The thyroid gland is a powerful butter-fly shaped gland located in the front of the neck that plays a vital role in controlling your weight, maintaining your energy levels, keeping your immune system strong and boosting your mood. It struggles to cope with the many toxins and pollution that are present in today’s environment and as a result thyroid disorders are becoming more and more prevalent.
The thyroid gland produces the hormones T3 and T4, which are responsible for controlling the basic activity of each cell in the body, including metabolism, growth and development. The most common thyroid problems are where the gland is underactive; not producing enough hormone, or overactive; where it produces excessive amounts of hormone.
The majority of thyroid conditions in the western world are due to autoimmune thyroid disease, specifically Hashimoto’s thyroiditis, Graves’ disease and postpartum thyroiditis. Graves’ disease is the most common cause of an overactive thyroid, while most cases of an underactive thyroid are caused by Hashimoto’s thyroiditis. Autoimmune disease is where your immune system fails to differentiate between your own body and foreign tissue, and produces antibodies that attack and destroy your own organs, in this case, the thyroid gland.
Symptoms of Hypothyroidism
- Lethargy and fatigue
- Unexplained weight gain
- Decreased appetite
- Increased sensitivity to cold
- Slow, heart rate (bradycardia)
- Slow, weak pulse
- Goitre (enlarged thyroid)
- Poor concentration
- Poor memory
- Mental confusion
- Loss of libido
- Dry skin and hair
- Ageing skin
- Scalp hair loss and loss of hair from eyebrows
- Deeper, hoarse voice
- Muscle weakness, especially in the arms and legs
- Slow reflexes
- Carpel tunnel syndrome
- Aches and pains in muscles and bones
- Fluid retention
- Puffiness around the eyes
Symptoms of Hyperthyroidism
- Rapid pulse and heart palpitations
- Fast heart rate (tachycardia)
- Increased sweating
- Increased appetite
- Weight loss
- Inability to sleep
- Irritability, anxiety, nervousness and even panic attacks
- Diarrhoea or frequent bowel movements
- Hand tremors
- Mood swings
- Raised, thickened skin over the top of the feet or shins
- Shortness of breath
- Thin, moist skin
- Menstrual periods becoming very light or stop altogether
- Joint pains
- Difficulty concentrating
- Brittle nails
- Eye complaints, especially bulging or gritty eyes

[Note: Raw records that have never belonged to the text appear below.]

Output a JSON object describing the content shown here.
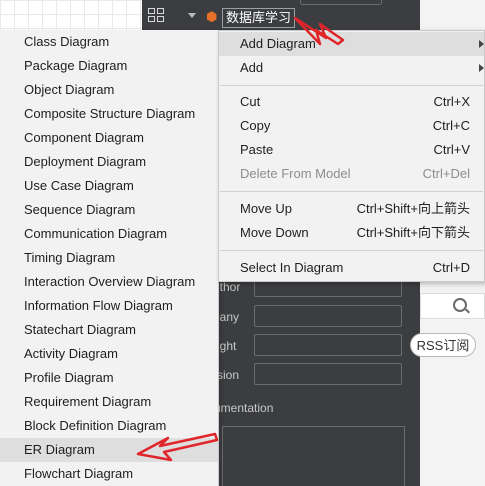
{
  "tree": {
    "model_name": "数据库学习",
    "model_icon": "cube-icon"
  },
  "properties": {
    "labels": [
      "uthor",
      "pany",
      "right",
      "rsion"
    ],
    "documentation_label": "umentation"
  },
  "right_page": {
    "rss_button": "RSS订阅",
    "search_icon": "search-icon"
  },
  "submenu": {
    "items": [
      "Class Diagram",
      "Package Diagram",
      "Object Diagram",
      "Composite Structure Diagram",
      "Component Diagram",
      "Deployment Diagram",
      "Use Case Diagram",
      "Sequence Diagram",
      "Communication Diagram",
      "Timing Diagram",
      "Interaction Overview Diagram",
      "Information Flow Diagram",
      "Statechart Diagram",
      "Activity Diagram",
      "Profile Diagram",
      "Requirement Diagram",
      "Block Definition Diagram",
      "ER Diagram",
      "Flowchart Diagram"
    ],
    "highlighted": "ER Diagram"
  },
  "context_menu": {
    "add_diagram": "Add Diagram",
    "add": "Add",
    "cut": {
      "label": "Cut",
      "shortcut": "Ctrl+X"
    },
    "copy": {
      "label": "Copy",
      "shortcut": "Ctrl+C"
    },
    "paste": {
      "label": "Paste",
      "shortcut": "Ctrl+V"
    },
    "delete": {
      "label": "Delete From Model",
      "shortcut": "Ctrl+Del"
    },
    "move_up": {
      "label": "Move Up",
      "shortcut": "Ctrl+Shift+向上箭头"
    },
    "move_down": {
      "label": "Move Down",
      "shortcut": "Ctrl+Shift+向下箭头"
    },
    "select": {
      "label": "Select In Diagram",
      "shortcut": "Ctrl+D"
    }
  },
  "annotations": {
    "arrow_color": "#e0252b"
  },
  "colors": {
    "panel_dark": "#3b3d40",
    "menu_bg": "#f2f2f2",
    "highlight": "#dedede"
  }
}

- Muscle weakness, particularly in the shoulders and thighs
- Angina worsens in people with heart disease
- Stay hydrated – Ensure you have adequate hydration by aiming to have 2 litres of water a day.
- Minimise stress – Stress impacts hormones and is known to worsen inflammation. Stress can raise levels of cortisol and adrenaline which can worsen symptoms of thyroid disease. Try relax by doing yoga, meditation or listening to some relaxing music.

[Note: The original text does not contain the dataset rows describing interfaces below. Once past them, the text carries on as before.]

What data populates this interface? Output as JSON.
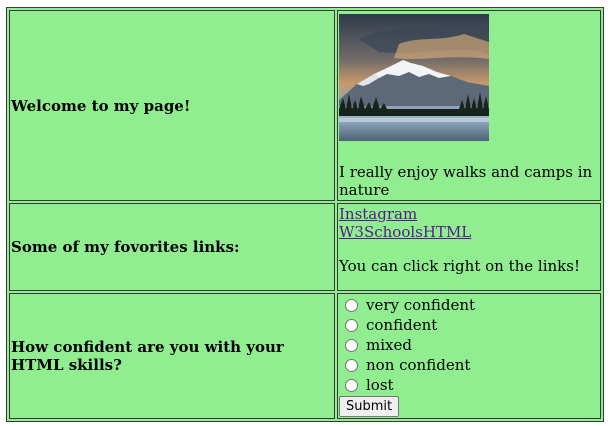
{
  "rows": {
    "welcome": {
      "heading": "Welcome to my page!",
      "caption": "I really enjoy walks and camps in nature",
      "image": "mountain-lake-landscape"
    },
    "links": {
      "heading": "Some of my fovorites links:",
      "items": [
        {
          "label": "Instagram"
        },
        {
          "label": "W3SchoolsHTML"
        }
      ],
      "note": "You can click right on the links!"
    },
    "skills": {
      "heading": "How confident are you with your HTML skills?",
      "options": [
        {
          "label": "very confident"
        },
        {
          "label": "confident"
        },
        {
          "label": "mixed"
        },
        {
          "label": "non confident"
        },
        {
          "label": "lost"
        }
      ],
      "submit_label": "Submit"
    }
  },
  "colors": {
    "cell_background": "#90ee90",
    "link": "#551a8b",
    "border": "#3a3a3a"
  }
}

- Be active – Regular exercise promotes healthier sleep, reduces stress and contributes to a healthier weight, symptoms that are associated with hypothyroidism.
- Identify if you are gluten intolerant – Research has shown that gluten intolerance can be a triggering factor in autoimmune thyroid disease. Gluten is a protein present in wheat, rye, oats and barley. The best way to test if you are gluten intolerant is to eliminate all gluten containing foods from your diet for 3 to 6 months and observe the difference in your health and bowel function. After this period, eat gluten again and see how you feel. If you feel unwell or bad in any way after eating gluten, then you should stay off gluten permanently.
- Love your liver – The liver is the main site that converts thyroid hormone (T4) into its more active form (T3). If you have a sluggish or fatty liver, this conversion will be impaired. Liver-friendly foods include fresh fruits and vegetables which are high in antioxidants.
- Consume good fats – Beneficial fatty acids are found in oily fish (salmon, sardines, tuna, anchovies, mackerel), raw nuts and seeds, cold pressed vegetable and seed oils, avocadoes, and organic coconut oil. These fats can decrease inflammation in autoimmune thyroid disease, and improve the health of thyroid cells.
- Minimise toxin exposure – This includes pesticides and insecticides, chemical antiperspirants and deodorants, medications, hormonal birth control and commercial beauty and cleaning products. These toxins can contribute to leaky gut and inflammatory reactions, and has been linked with the formation of thyroid nodules, cancer and autoimmune thyroid disease.
Is it safe to take an iodine supplement if I have an overactive thyroid gland?
Iodine supplementation should not be taken with an over-active thyroid gland unless urinary iodine levels have been checked first and it’s been recommended by the patient’s own doctor/naturopath.